A collection of fourteen papers exploring the relationships between epilepsy , psychosis and "forced normalization" (the apparent normalization of EEGs in patients with epilepsy following drug treatment), including the groundbreaking work of Heinrich Landolt (1917-1971).
Boards have very slight shelfwear. Internally unmarked, as new. xi, 235 pp; b&w illus.

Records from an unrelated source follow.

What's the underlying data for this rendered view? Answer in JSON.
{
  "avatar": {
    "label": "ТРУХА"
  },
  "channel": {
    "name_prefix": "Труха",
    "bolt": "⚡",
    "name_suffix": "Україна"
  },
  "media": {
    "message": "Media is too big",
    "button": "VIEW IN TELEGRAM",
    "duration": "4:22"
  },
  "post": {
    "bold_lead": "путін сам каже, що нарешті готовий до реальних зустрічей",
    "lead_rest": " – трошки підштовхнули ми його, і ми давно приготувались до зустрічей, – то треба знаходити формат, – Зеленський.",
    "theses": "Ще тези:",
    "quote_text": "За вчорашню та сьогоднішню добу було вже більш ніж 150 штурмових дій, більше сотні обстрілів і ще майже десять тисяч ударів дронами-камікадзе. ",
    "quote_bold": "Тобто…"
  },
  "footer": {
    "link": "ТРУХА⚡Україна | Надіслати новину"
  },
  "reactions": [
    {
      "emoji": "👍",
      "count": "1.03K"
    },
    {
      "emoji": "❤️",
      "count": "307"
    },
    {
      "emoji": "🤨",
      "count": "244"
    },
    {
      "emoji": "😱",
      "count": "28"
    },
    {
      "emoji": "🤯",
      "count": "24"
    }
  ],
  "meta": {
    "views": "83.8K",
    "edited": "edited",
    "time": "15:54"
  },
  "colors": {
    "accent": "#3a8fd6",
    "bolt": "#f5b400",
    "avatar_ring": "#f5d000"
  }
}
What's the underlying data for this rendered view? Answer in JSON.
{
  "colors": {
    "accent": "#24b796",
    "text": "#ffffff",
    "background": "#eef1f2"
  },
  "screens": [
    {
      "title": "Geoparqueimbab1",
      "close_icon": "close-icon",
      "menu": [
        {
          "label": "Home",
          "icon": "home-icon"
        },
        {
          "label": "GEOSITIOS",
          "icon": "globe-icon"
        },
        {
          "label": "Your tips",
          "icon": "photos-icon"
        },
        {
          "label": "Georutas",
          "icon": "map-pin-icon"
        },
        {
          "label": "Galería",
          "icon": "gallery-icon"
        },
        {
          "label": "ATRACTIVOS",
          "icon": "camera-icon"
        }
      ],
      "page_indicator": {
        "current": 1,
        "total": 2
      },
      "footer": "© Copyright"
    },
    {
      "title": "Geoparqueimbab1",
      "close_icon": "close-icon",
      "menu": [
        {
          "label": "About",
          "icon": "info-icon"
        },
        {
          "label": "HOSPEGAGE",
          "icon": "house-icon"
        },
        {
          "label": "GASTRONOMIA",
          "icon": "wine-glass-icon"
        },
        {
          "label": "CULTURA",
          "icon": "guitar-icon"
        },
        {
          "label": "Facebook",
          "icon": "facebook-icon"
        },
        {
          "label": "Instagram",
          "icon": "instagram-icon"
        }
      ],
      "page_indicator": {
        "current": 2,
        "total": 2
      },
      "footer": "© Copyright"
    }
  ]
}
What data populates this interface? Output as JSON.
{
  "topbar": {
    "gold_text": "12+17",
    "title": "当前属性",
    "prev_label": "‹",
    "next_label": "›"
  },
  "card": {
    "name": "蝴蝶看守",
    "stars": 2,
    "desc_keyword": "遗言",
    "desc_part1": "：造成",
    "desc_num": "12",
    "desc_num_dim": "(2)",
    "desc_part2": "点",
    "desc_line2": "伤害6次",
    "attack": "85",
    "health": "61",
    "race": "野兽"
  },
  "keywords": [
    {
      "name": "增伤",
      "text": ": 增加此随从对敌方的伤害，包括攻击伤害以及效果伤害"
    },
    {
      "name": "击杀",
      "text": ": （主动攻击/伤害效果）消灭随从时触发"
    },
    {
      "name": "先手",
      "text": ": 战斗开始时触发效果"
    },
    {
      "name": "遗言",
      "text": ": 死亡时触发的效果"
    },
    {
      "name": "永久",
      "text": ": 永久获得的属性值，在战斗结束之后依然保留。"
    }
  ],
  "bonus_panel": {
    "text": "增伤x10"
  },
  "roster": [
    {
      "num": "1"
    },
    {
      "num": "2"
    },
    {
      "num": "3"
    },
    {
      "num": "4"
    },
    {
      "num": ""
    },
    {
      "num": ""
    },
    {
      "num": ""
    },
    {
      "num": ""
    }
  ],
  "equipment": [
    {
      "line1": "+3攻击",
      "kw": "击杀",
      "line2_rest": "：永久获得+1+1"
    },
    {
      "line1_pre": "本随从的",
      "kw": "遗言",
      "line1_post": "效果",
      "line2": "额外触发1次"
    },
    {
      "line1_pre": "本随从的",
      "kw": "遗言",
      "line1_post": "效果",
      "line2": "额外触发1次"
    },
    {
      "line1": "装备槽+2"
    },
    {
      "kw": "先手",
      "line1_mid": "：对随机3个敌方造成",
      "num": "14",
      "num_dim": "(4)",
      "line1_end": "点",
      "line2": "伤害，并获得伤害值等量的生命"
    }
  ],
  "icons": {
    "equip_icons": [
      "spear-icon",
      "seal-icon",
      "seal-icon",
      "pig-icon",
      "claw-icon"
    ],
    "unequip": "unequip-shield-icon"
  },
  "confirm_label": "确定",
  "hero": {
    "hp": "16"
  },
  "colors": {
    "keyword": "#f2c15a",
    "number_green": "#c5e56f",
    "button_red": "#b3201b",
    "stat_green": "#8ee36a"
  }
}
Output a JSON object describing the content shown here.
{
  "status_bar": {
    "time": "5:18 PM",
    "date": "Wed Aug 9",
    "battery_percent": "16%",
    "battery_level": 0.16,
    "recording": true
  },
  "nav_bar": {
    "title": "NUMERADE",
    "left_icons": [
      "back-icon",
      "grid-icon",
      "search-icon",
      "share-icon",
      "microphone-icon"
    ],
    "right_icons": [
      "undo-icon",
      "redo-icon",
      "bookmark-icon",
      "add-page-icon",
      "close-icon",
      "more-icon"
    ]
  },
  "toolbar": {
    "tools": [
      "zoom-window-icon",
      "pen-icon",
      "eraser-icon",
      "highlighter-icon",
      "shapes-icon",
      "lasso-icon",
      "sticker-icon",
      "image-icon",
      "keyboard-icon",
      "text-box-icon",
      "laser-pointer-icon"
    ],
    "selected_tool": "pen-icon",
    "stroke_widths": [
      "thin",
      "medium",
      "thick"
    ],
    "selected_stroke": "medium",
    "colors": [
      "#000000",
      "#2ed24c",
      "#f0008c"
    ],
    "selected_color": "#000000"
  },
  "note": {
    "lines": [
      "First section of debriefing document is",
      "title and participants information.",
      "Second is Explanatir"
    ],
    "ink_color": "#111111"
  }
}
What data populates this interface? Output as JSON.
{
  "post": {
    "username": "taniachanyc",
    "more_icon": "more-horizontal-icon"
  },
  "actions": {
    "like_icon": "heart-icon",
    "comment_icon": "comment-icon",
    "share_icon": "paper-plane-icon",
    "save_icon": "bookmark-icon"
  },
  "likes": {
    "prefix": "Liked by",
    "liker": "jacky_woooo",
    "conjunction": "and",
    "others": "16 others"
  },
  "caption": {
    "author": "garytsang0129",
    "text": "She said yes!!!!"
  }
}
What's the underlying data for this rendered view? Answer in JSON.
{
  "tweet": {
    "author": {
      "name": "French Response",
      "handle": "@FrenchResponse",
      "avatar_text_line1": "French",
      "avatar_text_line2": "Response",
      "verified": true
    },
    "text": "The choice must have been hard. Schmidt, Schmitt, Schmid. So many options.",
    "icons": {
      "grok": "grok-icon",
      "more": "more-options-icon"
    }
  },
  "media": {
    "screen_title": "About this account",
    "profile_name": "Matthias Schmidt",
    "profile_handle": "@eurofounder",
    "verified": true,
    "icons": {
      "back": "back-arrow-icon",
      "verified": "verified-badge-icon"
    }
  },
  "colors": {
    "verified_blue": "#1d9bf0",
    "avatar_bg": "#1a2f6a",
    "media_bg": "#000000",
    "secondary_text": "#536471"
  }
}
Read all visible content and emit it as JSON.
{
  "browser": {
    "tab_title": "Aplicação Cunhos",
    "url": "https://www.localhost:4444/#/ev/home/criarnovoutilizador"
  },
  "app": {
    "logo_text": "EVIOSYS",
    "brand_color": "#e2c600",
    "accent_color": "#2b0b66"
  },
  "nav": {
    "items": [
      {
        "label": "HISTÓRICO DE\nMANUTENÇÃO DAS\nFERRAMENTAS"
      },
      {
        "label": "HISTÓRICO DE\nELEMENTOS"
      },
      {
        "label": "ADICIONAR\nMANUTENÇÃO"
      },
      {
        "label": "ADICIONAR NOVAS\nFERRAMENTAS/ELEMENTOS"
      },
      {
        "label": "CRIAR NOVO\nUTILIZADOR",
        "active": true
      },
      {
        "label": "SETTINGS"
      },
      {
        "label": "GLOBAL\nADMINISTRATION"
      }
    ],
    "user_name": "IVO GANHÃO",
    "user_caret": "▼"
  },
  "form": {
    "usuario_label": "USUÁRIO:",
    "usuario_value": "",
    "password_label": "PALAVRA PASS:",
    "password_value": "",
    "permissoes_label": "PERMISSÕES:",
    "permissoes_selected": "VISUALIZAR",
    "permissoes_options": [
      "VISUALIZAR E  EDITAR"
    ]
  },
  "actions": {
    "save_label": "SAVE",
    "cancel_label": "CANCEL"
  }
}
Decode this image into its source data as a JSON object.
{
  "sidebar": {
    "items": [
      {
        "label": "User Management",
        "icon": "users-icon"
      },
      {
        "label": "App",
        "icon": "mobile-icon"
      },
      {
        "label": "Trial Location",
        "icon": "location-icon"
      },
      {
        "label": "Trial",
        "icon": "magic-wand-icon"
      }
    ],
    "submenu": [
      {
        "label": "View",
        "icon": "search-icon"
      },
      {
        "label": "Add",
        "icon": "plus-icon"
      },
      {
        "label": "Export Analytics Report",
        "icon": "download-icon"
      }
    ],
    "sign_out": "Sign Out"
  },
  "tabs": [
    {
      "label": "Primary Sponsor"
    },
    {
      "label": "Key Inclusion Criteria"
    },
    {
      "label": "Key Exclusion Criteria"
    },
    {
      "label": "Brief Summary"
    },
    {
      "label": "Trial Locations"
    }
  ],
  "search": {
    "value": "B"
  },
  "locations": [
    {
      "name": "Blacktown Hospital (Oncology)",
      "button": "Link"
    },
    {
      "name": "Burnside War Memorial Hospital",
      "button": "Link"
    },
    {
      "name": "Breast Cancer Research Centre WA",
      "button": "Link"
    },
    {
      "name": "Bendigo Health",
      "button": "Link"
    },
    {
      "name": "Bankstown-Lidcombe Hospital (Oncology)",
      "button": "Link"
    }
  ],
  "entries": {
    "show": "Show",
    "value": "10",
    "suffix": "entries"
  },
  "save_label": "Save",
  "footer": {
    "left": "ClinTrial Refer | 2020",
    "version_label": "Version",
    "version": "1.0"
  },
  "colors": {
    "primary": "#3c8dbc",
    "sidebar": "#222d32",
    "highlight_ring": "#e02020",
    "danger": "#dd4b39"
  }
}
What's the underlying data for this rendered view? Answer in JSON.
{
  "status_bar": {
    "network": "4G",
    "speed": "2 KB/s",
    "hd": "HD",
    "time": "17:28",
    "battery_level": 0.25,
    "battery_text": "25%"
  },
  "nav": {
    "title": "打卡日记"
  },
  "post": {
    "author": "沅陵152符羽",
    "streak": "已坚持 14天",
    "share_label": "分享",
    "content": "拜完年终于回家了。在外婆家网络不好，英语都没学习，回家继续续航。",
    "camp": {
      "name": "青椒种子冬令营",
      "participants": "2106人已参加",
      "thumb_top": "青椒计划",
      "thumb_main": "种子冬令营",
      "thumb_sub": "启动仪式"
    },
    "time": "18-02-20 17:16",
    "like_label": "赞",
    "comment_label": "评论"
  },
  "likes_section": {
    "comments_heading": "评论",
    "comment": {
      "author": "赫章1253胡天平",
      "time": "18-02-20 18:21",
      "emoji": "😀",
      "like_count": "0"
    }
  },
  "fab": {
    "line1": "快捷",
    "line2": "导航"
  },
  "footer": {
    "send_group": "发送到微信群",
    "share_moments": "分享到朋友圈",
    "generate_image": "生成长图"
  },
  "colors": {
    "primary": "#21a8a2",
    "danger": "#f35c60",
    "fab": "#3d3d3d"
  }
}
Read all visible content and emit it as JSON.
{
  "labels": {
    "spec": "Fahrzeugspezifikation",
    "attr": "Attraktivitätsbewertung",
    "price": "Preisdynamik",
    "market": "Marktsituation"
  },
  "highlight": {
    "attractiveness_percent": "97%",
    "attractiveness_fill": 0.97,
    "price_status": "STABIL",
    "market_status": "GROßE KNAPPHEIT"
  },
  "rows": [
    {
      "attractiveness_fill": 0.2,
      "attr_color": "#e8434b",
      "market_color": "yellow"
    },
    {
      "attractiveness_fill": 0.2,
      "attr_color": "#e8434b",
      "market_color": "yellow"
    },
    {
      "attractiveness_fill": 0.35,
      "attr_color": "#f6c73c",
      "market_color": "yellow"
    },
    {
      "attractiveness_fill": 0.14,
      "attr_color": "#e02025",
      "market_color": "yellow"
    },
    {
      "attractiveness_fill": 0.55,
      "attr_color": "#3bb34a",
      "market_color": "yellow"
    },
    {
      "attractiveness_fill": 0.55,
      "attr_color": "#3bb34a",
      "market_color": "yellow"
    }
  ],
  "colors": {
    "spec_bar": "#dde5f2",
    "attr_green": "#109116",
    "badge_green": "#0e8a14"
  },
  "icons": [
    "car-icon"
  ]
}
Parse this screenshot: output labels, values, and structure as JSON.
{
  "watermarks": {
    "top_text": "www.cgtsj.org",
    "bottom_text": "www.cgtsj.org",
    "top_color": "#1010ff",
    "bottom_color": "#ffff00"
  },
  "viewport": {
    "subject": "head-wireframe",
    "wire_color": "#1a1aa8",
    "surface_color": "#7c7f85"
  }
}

The development of psychiatric problems in patients with epilepsy is not uncommon but the relationship between the two remains controversial. "Forced normalization" refers to the apparent normalization of EEGs in patients with epilepsy following drug treatment. The term was coined in the 1960s by Heinrich Landolt who noted that while EEG normalization resulted in the desired improvement of epilepsy symptoms, it was in some patients accompanied by the emergence of behavioural disturbances, or "alternative" psychoses.;Landolt's work was ignored by two generations of neurologists and psychiatrists but, with the recent introduction of powerful new anticonvulsant medications, some of which are linked with behavioural problems, his work has again become relevant. Explores the concept of forced normalization, first from a historical perspective and then from the contemporary point of view, explaining the electrophysiology and neurochemistry, and examining the implications for the modern management of epilepsy.